--- Excerpted records Enclosed Below ---

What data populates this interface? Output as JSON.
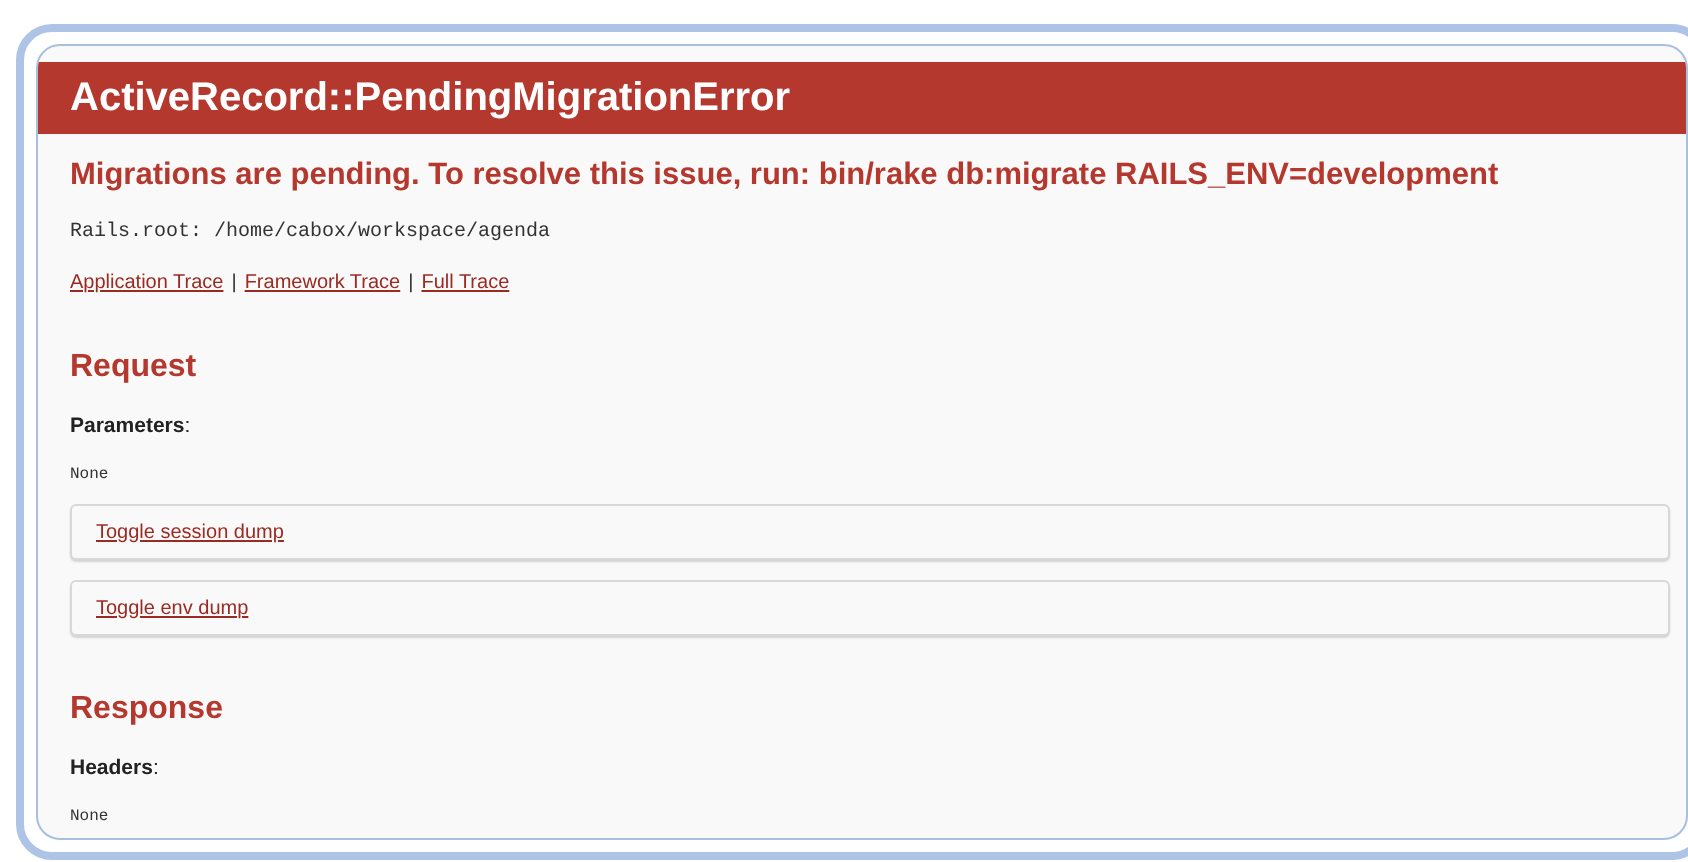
{
  "header": {
    "title": "ActiveRecord::PendingMigrationError"
  },
  "message": "Migrations are pending. To resolve this issue, run: bin/rake db:migrate RAILS_ENV=development",
  "rails_root": "Rails.root: /home/cabox/workspace/agenda",
  "trace_links": {
    "separator": "|",
    "links": [
      "Application Trace",
      "Framework Trace",
      "Full Trace"
    ]
  },
  "sections": [
    {
      "title": "Request",
      "label": "Parameters",
      "colon": ":",
      "value": "None",
      "toggles": [
        "Toggle session dump",
        "Toggle env dump"
      ]
    },
    {
      "title": "Response",
      "label": "Headers",
      "colon": ":",
      "value": "None"
    }
  ]
}
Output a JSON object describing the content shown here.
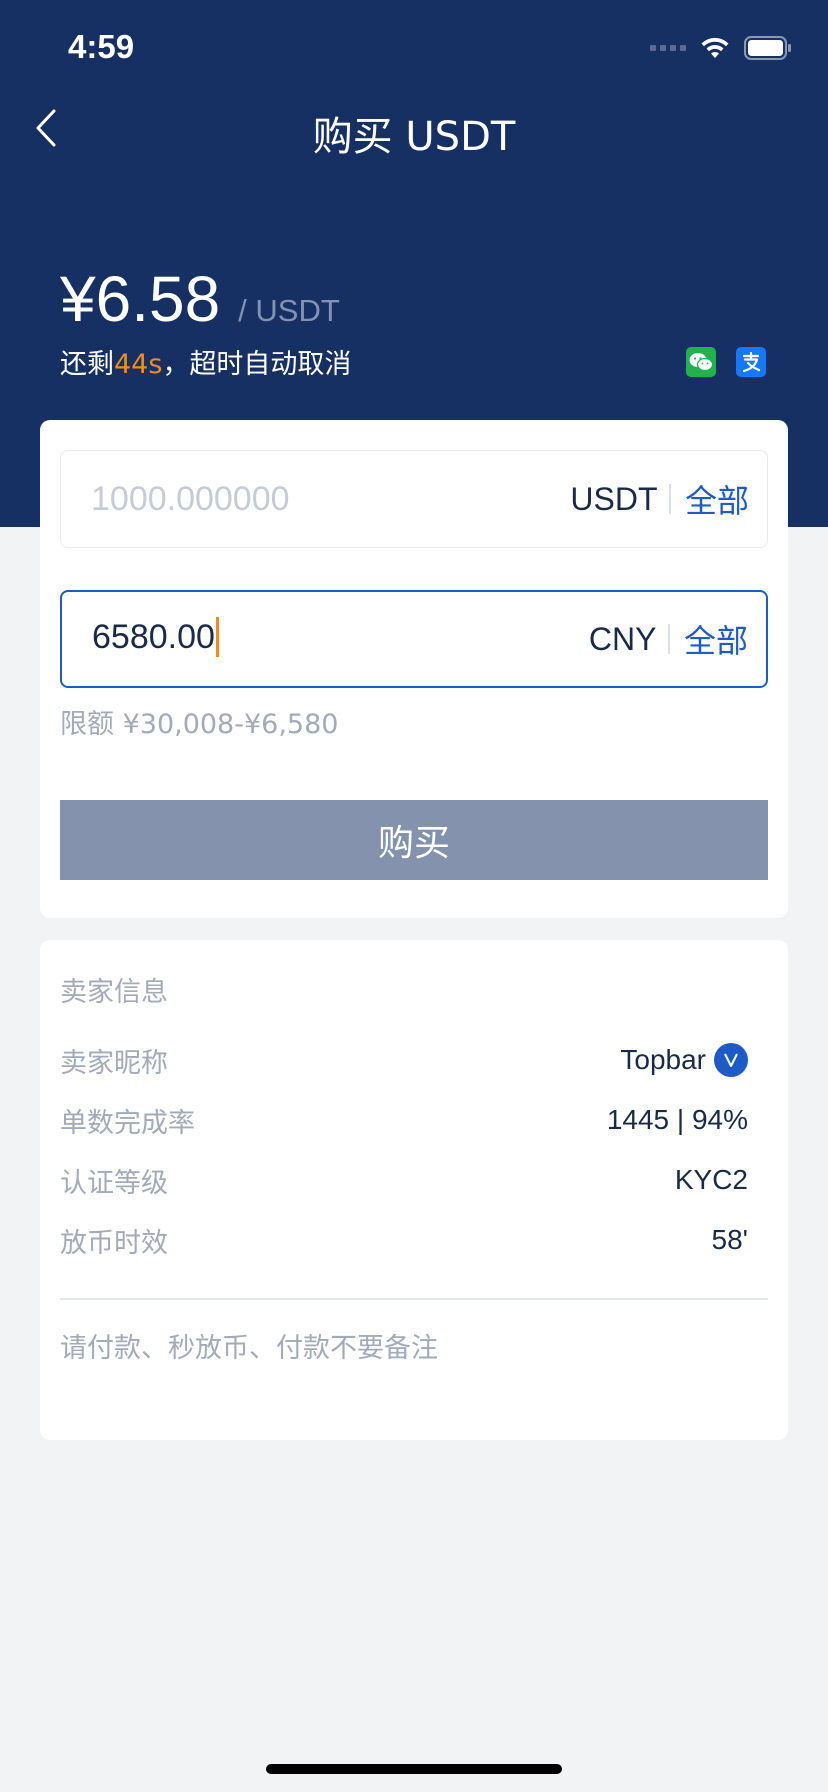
{
  "status_bar": {
    "time": "4:59"
  },
  "nav": {
    "title": "购买 USDT"
  },
  "price": {
    "value": "¥6.58",
    "unit": "/ USDT",
    "timer_prefix": "还剩",
    "timer_seconds": "44s",
    "timer_suffix": "，超时自动取消"
  },
  "payment_methods": [
    "wechat-pay-icon",
    "alipay-icon"
  ],
  "form": {
    "usdt_placeholder": "1000.000000",
    "usdt_currency": "USDT",
    "cny_value": "6580.00",
    "cny_currency": "CNY",
    "all_label": "全部",
    "limit_text": "限额 ¥30,008-¥6,580",
    "buy_label": "购买"
  },
  "seller": {
    "section_title": "卖家信息",
    "rows": [
      {
        "label": "卖家昵称",
        "value": "Topbar"
      },
      {
        "label": "单数完成率",
        "value": "1445 | 94%"
      },
      {
        "label": "认证等级",
        "value": "KYC2"
      },
      {
        "label": "放币时效",
        "value": "58'"
      }
    ],
    "remark": "请付款、秒放币、付款不要备注"
  },
  "colors": {
    "header_bg": "#173064",
    "accent": "#1f5bc7",
    "timer_highlight": "#f08a24",
    "button_disabled": "#8492ad"
  }
}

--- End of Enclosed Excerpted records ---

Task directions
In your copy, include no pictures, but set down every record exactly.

Result of the task
What data populates this interface? Output as JSON.
{
  "header": {
    "title": "ActiveRecord::PendingMigrationError"
  },
  "message": "Migrations are pending. To resolve this issue, run: bin/rake db:migrate RAILS_ENV=development",
  "rails_root": "Rails.root: /home/cabox/workspace/agenda",
  "trace_links": {
    "separator": "|",
    "links": [
      "Application Trace",
      "Framework Trace",
      "Full Trace"
    ]
  },
  "sections": [
    {
      "title": "Request",
      "label": "Parameters",
      "colon": ":",
      "value": "None",
      "toggles": [
        "Toggle session dump",
        "Toggle env dump"
      ]
    },
    {
      "title": "Response",
      "label": "Headers",
      "colon": ":",
      "value": "None"
    }
  ]
}
Output a JSON object describing the content shown here.
{
  "status_bar": {
    "time": "4:59"
  },
  "nav": {
    "title": "购买 USDT"
  },
  "price": {
    "value": "¥6.58",
    "unit": "/ USDT",
    "timer_prefix": "还剩",
    "timer_seconds": "44s",
    "timer_suffix": "，超时自动取消"
  },
  "payment_methods": [
    "wechat-pay-icon",
    "alipay-icon"
  ],
  "form": {
    "usdt_placeholder": "1000.000000",
    "usdt_currency": "USDT",
    "cny_value": "6580.00",
    "cny_currency": "CNY",
    "all_label": "全部",
    "limit_text": "限额 ¥30,008-¥6,580",
    "buy_label": "购买"
  },
  "seller": {
    "section_title": "卖家信息",
    "rows": [
      {
        "label": "卖家昵称",
        "value": "Topbar"
      },
      {
        "label": "单数完成率",
        "value": "1445 | 94%"
      },
      {
        "label": "认证等级",
        "value": "KYC2"
      },
      {
        "label": "放币时效",
        "value": "58'"
      }
    ],
    "remark": "请付款、秒放币、付款不要备注"
  },
  "colors": {
    "header_bg": "#173064",
    "accent": "#1f5bc7",
    "timer_highlight": "#f08a24",
    "button_disabled": "#8492ad"
  }
}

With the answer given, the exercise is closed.